Last year Louis-Georges Tin, the president of CRAN (Conseil Représentatif des Associations Noires de France) noted the lack of black beauty contestants in the run for Miss France stating "The failure to represent the contemporary French population in an event such as this is obviously serious. It amounts to denying the very existence of French people of African origin." Many people expressed displeasure against the lack of Muslim contestants, as there as more than 6 million Muslims currently living in France.
Meanwhile, other crowds refused to see the new Miss France as a French citizen entirely due to her race. But if French citizens voted for her, it's because Coquerel is an accurate reflection of a mixed nation. Unfortunately, many social media users spread vile comments about her election. Some of the comments are truly offensive and leave us wondering where the boundaries lie in what can be published on social media.
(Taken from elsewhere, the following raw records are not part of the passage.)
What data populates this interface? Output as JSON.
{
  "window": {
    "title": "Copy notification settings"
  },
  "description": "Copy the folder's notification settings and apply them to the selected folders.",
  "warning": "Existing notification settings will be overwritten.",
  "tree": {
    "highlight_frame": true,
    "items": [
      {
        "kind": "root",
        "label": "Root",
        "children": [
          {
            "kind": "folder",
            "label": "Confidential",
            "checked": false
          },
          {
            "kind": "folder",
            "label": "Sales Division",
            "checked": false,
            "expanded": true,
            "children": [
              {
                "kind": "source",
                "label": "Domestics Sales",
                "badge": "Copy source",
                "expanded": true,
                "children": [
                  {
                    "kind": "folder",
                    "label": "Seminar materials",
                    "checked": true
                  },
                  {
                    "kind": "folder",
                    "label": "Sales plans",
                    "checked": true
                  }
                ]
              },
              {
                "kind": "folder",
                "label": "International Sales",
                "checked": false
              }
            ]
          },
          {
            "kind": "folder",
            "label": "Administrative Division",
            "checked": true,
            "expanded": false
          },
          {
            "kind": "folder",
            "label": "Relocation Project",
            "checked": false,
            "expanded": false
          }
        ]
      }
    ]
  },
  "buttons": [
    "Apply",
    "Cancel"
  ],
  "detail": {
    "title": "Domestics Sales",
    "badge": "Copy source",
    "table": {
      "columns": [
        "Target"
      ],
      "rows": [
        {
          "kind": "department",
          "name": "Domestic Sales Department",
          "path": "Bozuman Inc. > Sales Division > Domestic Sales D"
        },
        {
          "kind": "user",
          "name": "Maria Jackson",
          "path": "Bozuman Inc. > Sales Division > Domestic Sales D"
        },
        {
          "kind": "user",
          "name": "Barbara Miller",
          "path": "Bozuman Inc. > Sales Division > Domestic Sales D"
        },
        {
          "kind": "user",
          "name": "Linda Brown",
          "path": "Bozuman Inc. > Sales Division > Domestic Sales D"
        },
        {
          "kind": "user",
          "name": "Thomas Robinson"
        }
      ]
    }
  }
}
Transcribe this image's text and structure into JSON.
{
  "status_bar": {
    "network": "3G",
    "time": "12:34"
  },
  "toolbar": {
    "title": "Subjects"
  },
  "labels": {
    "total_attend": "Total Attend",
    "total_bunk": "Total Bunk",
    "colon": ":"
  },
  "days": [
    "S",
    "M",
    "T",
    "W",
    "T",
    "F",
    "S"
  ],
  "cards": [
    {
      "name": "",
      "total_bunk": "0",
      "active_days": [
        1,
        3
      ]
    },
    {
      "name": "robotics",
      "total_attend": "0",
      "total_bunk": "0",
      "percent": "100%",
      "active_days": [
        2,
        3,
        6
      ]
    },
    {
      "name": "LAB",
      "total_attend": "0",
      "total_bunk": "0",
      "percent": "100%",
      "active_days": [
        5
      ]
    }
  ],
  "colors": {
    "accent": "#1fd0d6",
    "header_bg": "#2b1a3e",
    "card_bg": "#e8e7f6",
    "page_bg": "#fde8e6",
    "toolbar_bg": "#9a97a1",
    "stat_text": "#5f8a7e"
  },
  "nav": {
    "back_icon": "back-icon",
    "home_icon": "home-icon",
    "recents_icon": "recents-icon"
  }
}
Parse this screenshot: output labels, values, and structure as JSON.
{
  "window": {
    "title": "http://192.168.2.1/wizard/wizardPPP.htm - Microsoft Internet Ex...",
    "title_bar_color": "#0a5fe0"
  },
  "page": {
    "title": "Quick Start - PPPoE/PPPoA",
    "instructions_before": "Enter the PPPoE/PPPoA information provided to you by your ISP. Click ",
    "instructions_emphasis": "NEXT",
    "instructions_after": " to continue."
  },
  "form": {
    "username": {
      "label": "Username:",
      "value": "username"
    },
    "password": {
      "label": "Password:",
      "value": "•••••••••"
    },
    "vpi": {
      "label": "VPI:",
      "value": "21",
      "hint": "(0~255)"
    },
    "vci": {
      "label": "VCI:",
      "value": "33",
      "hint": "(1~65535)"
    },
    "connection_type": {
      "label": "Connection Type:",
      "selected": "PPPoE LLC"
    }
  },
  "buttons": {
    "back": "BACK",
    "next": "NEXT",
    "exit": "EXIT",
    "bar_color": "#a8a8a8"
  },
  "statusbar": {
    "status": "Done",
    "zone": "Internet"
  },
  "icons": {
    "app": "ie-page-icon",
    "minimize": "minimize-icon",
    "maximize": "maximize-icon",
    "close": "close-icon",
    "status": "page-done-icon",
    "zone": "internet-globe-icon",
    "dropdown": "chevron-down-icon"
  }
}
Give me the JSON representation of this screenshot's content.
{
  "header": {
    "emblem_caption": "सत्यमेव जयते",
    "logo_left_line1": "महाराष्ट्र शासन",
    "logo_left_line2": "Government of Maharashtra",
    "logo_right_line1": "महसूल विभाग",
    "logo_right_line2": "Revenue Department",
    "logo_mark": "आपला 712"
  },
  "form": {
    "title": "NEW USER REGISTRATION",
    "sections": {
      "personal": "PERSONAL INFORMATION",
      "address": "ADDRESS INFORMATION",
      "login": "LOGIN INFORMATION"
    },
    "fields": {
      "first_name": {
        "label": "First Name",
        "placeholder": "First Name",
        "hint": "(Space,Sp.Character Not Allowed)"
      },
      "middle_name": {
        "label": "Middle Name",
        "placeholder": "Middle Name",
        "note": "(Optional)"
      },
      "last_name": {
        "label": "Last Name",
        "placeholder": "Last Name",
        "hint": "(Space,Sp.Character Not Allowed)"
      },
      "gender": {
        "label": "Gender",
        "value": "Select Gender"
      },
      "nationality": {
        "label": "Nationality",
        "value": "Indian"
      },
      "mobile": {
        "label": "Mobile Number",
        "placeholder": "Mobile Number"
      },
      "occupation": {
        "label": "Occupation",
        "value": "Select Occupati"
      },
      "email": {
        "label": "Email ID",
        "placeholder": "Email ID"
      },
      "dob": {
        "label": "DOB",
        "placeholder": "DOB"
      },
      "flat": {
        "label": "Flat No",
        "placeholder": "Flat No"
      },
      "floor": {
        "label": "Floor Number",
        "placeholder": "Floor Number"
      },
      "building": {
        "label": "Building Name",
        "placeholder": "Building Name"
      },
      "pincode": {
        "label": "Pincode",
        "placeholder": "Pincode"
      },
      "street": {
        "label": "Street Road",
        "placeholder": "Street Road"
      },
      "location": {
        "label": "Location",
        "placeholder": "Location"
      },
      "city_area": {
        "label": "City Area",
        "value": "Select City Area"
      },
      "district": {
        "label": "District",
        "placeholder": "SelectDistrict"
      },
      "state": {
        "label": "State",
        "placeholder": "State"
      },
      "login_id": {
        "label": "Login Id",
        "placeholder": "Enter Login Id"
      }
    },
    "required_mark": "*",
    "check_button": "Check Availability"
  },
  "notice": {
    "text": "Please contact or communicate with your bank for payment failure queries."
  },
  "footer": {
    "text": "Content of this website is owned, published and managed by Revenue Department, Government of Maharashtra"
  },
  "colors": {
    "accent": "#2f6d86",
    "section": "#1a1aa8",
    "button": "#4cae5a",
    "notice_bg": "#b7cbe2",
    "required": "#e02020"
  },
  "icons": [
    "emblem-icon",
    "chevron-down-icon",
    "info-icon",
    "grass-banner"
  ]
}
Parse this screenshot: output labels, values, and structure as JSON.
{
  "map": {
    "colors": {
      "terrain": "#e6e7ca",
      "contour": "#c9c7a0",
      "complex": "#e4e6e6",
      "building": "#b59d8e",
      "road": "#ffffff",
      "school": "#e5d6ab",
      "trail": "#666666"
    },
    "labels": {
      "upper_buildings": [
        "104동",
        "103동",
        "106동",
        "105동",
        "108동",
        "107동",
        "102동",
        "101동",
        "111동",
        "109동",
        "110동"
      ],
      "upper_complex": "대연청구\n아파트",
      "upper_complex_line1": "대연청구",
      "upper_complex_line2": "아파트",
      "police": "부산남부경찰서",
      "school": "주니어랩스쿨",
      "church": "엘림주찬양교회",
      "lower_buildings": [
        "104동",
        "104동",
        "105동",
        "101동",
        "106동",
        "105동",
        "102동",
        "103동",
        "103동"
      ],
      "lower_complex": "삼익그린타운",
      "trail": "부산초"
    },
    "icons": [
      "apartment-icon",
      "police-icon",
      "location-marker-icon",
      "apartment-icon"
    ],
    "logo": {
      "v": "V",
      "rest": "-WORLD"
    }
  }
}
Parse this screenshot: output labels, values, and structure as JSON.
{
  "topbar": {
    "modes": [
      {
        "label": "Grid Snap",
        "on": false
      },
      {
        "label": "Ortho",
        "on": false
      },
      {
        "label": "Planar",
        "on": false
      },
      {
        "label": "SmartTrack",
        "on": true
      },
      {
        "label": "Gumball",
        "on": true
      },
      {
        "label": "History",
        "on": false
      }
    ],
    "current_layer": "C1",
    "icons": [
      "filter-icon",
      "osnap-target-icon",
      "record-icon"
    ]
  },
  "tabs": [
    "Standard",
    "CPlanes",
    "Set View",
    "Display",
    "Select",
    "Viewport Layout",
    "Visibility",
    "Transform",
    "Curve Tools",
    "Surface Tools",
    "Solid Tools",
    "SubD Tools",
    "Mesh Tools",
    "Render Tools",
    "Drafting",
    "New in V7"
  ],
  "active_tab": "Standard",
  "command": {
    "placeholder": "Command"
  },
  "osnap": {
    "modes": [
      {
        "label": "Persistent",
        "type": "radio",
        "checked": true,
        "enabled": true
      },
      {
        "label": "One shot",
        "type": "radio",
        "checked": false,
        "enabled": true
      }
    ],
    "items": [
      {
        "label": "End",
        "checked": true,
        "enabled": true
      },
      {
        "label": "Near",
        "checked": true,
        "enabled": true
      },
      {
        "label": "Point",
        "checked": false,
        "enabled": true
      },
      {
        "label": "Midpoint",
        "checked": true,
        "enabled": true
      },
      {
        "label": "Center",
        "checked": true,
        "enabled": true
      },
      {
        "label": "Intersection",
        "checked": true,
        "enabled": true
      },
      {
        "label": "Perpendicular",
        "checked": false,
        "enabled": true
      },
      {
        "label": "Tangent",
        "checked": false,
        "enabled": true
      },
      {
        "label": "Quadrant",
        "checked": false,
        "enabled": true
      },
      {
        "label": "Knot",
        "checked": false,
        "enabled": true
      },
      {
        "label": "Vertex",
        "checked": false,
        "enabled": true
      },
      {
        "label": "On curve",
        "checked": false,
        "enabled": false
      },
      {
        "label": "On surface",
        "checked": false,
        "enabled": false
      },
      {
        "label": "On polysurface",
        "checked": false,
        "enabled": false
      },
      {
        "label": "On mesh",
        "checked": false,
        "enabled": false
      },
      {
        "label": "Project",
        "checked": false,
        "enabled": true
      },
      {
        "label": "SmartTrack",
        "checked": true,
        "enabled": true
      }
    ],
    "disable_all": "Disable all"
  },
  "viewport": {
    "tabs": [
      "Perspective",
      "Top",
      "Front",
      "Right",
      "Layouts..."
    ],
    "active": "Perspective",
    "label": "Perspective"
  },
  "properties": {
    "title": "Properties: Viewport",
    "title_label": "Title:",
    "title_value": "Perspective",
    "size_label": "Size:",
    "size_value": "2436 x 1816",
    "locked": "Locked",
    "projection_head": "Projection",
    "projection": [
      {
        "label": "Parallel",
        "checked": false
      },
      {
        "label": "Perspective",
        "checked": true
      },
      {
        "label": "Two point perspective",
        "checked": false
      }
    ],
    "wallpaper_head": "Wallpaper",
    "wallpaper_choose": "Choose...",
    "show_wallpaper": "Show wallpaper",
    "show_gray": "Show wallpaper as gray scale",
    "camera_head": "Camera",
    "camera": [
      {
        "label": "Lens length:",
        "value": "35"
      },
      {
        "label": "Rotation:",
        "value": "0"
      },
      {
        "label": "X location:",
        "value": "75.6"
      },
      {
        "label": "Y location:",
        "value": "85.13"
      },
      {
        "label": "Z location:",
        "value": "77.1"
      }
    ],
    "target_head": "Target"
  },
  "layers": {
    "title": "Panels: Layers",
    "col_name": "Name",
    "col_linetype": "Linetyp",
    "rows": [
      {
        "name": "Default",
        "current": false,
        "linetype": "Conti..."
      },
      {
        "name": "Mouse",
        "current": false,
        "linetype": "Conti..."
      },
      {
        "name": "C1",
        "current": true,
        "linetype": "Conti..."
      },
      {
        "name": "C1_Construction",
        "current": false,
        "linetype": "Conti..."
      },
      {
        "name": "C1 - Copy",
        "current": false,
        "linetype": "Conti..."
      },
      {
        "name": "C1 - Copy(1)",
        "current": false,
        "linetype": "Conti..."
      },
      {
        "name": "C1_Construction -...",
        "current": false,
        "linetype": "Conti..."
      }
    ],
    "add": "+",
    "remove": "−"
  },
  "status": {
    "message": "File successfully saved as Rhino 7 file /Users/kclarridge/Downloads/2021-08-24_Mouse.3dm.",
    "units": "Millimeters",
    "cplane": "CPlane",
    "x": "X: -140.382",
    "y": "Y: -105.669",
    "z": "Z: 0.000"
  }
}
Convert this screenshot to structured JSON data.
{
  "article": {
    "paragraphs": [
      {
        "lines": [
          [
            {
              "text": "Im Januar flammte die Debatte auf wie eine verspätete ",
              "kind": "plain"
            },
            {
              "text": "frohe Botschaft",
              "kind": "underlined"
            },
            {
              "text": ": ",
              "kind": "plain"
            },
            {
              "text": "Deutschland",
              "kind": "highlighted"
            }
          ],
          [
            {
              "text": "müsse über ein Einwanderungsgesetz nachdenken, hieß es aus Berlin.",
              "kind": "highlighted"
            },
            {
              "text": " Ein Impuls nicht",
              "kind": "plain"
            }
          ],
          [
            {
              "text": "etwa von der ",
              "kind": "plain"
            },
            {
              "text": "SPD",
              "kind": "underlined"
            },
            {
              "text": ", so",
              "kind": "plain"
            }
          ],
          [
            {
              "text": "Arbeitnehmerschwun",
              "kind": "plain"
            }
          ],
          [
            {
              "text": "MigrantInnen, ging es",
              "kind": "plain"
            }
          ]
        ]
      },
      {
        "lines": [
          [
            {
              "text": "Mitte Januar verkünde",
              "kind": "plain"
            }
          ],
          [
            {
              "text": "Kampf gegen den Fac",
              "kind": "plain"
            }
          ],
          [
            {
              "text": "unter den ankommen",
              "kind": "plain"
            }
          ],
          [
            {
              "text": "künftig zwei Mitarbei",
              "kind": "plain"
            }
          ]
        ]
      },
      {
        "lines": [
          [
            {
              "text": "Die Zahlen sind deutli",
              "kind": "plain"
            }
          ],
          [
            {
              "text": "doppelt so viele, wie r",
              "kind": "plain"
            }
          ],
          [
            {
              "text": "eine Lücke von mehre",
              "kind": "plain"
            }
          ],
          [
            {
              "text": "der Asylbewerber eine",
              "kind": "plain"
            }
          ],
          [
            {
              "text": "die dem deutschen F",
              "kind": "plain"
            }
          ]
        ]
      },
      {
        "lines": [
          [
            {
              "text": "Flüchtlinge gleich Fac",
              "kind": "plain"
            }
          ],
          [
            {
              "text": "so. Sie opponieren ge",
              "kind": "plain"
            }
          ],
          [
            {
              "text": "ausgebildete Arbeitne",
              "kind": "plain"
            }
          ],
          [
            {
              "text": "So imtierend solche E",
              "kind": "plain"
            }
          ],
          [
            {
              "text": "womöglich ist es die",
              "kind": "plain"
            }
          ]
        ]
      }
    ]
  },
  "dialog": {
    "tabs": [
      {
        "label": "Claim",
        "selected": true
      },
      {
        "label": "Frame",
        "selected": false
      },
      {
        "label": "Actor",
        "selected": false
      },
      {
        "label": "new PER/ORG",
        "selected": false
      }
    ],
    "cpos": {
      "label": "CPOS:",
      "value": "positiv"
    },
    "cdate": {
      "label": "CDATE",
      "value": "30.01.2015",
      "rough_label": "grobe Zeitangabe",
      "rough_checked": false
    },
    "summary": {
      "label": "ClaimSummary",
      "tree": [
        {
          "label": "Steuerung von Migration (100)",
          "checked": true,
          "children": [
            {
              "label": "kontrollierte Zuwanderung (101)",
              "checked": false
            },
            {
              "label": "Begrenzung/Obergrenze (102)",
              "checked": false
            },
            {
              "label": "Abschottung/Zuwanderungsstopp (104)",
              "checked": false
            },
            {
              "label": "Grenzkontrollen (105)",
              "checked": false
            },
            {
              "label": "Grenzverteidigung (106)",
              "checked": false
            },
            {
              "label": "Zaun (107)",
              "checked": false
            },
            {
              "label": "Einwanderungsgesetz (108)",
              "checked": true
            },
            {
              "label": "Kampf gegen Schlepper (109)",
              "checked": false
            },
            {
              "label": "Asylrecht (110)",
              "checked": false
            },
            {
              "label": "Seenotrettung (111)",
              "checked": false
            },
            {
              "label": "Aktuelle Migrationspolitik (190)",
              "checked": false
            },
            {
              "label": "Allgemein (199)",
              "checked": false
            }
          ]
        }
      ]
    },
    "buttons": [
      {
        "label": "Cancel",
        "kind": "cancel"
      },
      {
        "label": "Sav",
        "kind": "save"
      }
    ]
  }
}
Despite free speech, should we allow hateful behavior on these channels? Here are some of the tweets, several of which draw from the same bigoted reasoning behind the attacks on Christiane Taubira:
Miss France organise une grande fête aux zoo avec toute sa famille pour fêter son élection.
— ㅤㅤㅤㅤㅤㅤㅤㅤㅤㅤㅤㅤㅤㅤㅤㅤ (@MikeAssouline) December 9, 2013
"I am sure that Miss France is celebrating her victory at the zoo with all her family" @MikeAssouline
Le métissage est le cancer de la race blanche.
— T. de Champagne (@tdechampagn) December 8, 2013
"The mixed race is the cancer of the white race" @tdechampagn
"Why do we always have to have a Black Miss France? Aren't there enough in France's soccer team and enough similar to Taubira?" @John_Doe_1001
Miss France doit remercier Taubira. À cause des polémiques ils ont fait élire une miss noire pour améliorer l'image de la France #MissFrance
— Vasken Te Ken (@Vaskk) December 7, 2013
"Miss France should thank Taubira. They elected a "Miss Black" to improve the image of France following the controversy" @Vaskk
We can't tell you how to act or think but we can denounce a grave mentality that disrupts the national environment and damages a country's society. As a new year dawns, it's time for a change — boycott the haters on social media or otherwise and highlight the lovers who are spreading a positive message. Just saying. If you want to talk about it, tweet @okayafrica with #missfrance2014.